Tuesday, August 22, 2006

Behavioral Interview Questions on Working with Teams

Although a subset of situational questions, group questions come up so often in behavioral interviews that they deserve special attention. Team questions probe your previous experiences working in groups. What the interviewer is specifically looking for varies from organization to organization. For example, they may be evaluating how you would fit in a “virtual team” environment or they be evaluating how you would fit in a team with older, more experienced, members.

A common mistake in answering team-related questions is only emphasizing leadership skills. Leading a team is not something many new hires do in entry-level positions. Emphasizing only leadership when a team question is asked may give the interviewer the impression that you are not very humble or are not willing to start at the bottom to learn.

Experiences that involve working with unskilled or unmotivated team members can often serve as the most impressive answers to team questions. Exceeding expectations while working individually is certainly respectable, but having the ability to influence others to drive results is far more valuable to an organization. Consider this example based on a true story:

Interviewer: Can you give me an example of previous work in a group?

Candidate: Yes. I was assigned to a group in a graduate database course. It was an interesting situation because the most senior member of our team seemed very unmotivated. It was clear from the start that he wanted to do the least amount of work possible.

Instead of assuming the rest of us would need to pick up the slack, I sat next to him during class and got to know him a little better. It soon became clear to me that the reason he wasn’t doing much work was a matter of pride. He was a Ph.D. student and didn’t want to admit that he didn’t know the first thing about the database system we were using.

After I realized this, I lent him one of my favorite books on the subject and highlighted the most important sections to get him up to speed. I also allowed him to make the ultimate decisions for his part of the project giving him ownership. I think this played well with his personality and allowed him to “save face.”

We were chosen to present our project in front of the class. Its success was far better than what would have resulted without his contributions. In fact, I don’t think anyone else in the group worked as hard as he did.

Wednesday, August 16, 2006

Average Salary Research Site

Have you ever wondered what other people are making for a particular profession or position? Sites such as Salary.com and Vault provide some help, but there is a new startup out there called WageExchange.com that takes compensation research to the next level.

WageExchange.com is an online community where professionals in the IT, advertising & marketing, and accounting & finance industries anonymously share their salaries. At WageExchange.com professionals anonymously share everything from salary, percentage raise, number of weeks of vacation, average number of hours worked per week, stress level, etc.

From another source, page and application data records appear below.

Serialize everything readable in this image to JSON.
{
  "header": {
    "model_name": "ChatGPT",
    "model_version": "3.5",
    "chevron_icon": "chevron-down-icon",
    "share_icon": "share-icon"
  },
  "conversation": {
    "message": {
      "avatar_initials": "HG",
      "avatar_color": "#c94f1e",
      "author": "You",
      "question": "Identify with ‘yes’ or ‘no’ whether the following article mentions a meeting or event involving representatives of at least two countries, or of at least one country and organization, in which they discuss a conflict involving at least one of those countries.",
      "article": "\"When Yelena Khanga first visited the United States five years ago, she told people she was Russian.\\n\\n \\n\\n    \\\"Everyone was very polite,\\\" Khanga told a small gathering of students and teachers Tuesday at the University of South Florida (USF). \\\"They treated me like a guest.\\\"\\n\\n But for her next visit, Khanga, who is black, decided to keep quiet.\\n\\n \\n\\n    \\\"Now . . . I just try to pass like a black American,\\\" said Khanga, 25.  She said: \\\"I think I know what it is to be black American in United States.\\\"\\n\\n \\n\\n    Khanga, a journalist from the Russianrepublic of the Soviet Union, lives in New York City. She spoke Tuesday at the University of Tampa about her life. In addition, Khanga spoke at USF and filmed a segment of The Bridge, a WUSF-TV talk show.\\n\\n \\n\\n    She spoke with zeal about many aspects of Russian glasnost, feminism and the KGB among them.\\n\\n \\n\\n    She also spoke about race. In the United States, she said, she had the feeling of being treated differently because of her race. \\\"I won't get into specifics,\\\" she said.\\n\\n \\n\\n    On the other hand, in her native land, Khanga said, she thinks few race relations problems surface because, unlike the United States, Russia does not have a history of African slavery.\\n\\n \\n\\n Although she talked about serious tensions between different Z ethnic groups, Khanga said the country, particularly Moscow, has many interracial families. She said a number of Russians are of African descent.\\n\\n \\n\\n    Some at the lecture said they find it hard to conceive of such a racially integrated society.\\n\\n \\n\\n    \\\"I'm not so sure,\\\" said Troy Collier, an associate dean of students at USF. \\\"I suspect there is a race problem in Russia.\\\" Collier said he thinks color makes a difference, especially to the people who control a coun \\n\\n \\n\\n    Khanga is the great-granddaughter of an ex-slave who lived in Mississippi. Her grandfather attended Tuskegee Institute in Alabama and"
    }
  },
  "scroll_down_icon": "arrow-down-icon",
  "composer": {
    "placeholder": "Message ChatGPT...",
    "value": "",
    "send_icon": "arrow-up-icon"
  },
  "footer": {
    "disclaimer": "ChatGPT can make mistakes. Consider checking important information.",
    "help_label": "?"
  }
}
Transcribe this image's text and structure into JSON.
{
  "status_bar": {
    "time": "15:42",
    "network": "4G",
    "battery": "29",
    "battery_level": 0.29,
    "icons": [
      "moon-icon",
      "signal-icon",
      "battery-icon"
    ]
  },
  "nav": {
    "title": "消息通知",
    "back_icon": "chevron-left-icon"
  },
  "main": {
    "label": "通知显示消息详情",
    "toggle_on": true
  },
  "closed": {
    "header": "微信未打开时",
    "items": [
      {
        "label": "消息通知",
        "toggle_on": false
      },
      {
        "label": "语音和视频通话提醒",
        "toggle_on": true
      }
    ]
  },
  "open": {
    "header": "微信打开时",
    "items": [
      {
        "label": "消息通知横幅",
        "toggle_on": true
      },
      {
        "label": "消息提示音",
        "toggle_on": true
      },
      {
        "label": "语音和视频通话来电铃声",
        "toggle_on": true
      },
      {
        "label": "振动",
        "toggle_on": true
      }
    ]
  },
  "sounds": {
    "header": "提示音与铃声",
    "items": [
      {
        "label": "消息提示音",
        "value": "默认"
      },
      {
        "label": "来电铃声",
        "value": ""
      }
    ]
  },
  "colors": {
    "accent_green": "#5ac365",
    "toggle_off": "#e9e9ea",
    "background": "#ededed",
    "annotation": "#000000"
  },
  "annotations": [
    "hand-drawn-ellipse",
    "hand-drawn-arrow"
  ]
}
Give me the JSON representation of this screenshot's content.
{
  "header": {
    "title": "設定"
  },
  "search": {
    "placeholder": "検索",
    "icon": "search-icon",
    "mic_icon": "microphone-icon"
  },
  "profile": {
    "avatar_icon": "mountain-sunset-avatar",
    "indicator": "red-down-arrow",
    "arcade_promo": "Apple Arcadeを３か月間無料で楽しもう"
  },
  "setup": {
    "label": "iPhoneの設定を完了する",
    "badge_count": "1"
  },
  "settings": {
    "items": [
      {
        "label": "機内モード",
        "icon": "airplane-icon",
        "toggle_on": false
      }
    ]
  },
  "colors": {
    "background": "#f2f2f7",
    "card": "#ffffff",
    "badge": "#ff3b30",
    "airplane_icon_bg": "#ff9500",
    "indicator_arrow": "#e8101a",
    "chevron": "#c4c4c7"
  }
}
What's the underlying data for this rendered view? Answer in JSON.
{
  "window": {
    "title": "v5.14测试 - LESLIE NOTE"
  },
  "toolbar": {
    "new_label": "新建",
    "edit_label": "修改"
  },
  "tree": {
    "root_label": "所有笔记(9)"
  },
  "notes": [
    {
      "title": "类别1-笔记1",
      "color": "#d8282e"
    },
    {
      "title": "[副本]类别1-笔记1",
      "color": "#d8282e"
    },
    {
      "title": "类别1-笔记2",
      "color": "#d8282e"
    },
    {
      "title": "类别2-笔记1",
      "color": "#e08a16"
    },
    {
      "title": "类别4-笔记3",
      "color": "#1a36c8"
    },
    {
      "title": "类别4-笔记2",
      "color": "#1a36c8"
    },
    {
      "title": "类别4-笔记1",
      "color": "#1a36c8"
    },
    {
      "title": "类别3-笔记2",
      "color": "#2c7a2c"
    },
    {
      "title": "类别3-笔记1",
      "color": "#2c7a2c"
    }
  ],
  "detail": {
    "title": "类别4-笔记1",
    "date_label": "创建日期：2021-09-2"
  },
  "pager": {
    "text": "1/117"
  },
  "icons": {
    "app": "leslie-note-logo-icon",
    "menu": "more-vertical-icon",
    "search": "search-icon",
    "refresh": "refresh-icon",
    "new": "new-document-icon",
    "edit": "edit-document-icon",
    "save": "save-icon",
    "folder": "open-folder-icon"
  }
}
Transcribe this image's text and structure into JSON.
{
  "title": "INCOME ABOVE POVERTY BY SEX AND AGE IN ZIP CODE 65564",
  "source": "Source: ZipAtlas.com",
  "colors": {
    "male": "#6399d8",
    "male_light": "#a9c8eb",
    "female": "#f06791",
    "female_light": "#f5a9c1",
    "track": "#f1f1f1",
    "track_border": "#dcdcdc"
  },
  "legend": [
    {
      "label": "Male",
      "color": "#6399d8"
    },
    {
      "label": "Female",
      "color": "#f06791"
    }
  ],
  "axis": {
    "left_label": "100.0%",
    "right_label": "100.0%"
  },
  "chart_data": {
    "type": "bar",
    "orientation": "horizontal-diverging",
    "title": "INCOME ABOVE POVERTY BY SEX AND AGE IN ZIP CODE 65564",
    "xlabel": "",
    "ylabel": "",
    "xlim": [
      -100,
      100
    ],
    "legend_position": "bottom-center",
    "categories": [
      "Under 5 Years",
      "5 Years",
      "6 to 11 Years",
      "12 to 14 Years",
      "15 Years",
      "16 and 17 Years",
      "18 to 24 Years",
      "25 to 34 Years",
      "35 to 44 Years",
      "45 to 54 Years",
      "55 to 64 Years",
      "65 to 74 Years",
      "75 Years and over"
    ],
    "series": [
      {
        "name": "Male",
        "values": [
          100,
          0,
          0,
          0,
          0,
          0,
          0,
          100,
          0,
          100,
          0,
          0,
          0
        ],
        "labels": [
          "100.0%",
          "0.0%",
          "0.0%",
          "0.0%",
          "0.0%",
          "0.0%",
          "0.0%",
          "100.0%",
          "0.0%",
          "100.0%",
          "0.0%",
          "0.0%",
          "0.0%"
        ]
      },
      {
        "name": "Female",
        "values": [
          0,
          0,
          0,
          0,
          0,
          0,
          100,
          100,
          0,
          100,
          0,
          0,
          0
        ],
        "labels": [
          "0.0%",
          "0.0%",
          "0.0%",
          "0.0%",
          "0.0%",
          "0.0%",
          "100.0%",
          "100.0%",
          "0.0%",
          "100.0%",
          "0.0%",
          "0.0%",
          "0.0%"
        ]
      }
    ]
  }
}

People want to know the salaries of their coworkers, neighbors, friends, and family, but talking about salaries is taboo in our society. As their tagline states “It’s rude to ask, but you want to know!” Most salary services or websites provides salary statistics and corresponding nice graphs. WageExchange.com shares the raw data. You have access to what other individuals are making and can obtain other details that assists with determining how their salaries compare with other professionals. WageExchange.com members share useful information such as how many hours they work a week, how many stock options they were granted, how many weeks of vacation they can take, the industry they work in, and employment satisfaction, just to name a few. Members are willing to share private information because everything is done anonymously. WageExchange.com does not ask for and does not share private information such as names, addresses, telephone numbers, etc.